> **THE PROBLEM**
Your answer should be every line from the records that contains "view".

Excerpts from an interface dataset

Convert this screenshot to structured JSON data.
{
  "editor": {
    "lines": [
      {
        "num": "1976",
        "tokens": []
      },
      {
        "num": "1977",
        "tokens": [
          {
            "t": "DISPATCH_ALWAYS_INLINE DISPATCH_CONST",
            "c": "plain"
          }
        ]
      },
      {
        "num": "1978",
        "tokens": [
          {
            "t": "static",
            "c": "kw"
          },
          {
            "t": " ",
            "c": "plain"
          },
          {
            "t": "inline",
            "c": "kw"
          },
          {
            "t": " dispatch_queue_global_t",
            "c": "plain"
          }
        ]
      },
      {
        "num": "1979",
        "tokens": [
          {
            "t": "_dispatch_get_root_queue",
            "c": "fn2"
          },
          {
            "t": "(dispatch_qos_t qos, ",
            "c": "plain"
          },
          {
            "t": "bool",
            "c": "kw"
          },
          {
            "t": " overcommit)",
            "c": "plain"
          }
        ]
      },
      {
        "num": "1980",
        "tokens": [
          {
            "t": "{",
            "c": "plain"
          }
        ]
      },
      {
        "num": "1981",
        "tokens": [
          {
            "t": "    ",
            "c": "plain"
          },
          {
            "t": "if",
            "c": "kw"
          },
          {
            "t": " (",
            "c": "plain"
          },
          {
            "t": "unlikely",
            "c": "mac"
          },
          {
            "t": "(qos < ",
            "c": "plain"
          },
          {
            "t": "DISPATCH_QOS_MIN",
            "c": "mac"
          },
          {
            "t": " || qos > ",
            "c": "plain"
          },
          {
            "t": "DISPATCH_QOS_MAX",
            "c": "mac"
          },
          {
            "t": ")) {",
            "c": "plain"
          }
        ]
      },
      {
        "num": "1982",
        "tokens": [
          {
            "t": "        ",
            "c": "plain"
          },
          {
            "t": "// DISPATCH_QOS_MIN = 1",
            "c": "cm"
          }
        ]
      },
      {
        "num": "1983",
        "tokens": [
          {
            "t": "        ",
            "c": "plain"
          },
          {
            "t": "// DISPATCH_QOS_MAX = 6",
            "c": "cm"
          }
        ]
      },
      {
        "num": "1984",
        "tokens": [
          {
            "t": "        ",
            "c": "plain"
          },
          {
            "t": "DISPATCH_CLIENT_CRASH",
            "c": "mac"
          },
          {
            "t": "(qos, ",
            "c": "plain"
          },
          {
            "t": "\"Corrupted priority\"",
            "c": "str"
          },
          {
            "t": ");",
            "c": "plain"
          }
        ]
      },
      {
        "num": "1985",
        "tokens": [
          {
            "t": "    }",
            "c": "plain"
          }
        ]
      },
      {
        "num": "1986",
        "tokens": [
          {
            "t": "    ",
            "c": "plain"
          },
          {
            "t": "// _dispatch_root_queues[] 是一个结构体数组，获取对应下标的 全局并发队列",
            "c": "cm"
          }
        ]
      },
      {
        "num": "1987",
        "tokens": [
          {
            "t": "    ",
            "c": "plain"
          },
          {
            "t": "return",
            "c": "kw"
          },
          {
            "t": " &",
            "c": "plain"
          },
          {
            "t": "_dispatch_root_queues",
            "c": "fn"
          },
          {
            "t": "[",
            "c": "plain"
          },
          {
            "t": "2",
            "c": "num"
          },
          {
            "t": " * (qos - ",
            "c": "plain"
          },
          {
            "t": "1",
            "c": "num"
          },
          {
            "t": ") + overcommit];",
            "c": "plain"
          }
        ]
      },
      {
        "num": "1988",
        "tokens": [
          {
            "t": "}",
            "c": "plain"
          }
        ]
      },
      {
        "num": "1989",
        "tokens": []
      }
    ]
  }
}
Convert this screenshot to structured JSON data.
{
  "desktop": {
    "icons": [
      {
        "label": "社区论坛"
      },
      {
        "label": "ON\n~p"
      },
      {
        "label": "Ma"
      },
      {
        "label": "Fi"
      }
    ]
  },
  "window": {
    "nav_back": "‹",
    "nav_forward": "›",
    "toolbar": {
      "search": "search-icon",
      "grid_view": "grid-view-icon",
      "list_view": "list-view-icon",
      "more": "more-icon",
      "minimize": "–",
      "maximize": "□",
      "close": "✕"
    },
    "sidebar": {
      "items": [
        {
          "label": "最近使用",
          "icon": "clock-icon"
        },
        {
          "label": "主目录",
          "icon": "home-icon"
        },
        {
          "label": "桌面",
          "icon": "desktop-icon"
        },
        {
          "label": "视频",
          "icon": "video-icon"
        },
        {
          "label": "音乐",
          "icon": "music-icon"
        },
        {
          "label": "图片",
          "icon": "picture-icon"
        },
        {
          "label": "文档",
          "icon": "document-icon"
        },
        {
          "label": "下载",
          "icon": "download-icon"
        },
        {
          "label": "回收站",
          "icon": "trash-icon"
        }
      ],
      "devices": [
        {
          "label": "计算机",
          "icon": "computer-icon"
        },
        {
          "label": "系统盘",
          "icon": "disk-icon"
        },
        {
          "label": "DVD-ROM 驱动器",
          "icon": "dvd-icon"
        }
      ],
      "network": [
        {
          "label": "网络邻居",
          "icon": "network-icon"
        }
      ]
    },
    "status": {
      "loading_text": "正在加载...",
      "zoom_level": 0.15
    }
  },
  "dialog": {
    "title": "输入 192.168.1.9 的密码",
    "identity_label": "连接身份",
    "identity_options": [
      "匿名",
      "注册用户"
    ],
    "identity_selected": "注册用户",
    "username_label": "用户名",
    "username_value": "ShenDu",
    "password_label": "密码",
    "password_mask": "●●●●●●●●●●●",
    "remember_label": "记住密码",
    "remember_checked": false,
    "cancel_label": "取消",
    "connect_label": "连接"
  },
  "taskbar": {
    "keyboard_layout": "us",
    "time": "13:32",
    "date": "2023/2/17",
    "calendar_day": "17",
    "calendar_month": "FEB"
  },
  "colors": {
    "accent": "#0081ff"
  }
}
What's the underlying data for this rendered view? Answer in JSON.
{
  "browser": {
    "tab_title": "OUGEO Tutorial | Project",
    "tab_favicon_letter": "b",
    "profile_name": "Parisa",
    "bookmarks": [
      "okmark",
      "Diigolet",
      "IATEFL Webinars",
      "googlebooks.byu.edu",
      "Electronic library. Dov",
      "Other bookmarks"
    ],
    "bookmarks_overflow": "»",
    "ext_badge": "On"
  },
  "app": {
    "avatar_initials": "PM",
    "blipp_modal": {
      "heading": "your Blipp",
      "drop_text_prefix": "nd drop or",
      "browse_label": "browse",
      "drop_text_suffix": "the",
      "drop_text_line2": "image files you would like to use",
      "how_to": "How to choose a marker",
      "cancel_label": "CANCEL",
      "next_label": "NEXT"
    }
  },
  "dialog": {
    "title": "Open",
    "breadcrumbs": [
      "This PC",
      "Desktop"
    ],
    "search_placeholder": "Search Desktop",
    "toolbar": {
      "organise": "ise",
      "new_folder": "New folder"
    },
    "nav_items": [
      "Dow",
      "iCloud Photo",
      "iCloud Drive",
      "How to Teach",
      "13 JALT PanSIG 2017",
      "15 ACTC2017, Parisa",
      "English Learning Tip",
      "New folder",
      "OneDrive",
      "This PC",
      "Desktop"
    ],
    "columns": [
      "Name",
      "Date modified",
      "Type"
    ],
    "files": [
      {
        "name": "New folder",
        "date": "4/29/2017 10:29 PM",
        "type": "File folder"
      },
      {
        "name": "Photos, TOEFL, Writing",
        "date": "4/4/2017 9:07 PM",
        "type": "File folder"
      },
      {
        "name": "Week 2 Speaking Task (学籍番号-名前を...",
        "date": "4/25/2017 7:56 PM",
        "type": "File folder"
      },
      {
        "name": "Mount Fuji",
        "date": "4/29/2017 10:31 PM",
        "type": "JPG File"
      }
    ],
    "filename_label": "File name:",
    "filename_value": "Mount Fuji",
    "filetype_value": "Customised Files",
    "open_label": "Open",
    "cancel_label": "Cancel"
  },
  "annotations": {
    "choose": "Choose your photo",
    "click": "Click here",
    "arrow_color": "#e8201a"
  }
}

> **THE COMPLETED TASK**
      "grid_view": "grid-view-icon",
      "list_view": "list-view-icon",
What's the underlying data for this rendered view? Answer in JSON.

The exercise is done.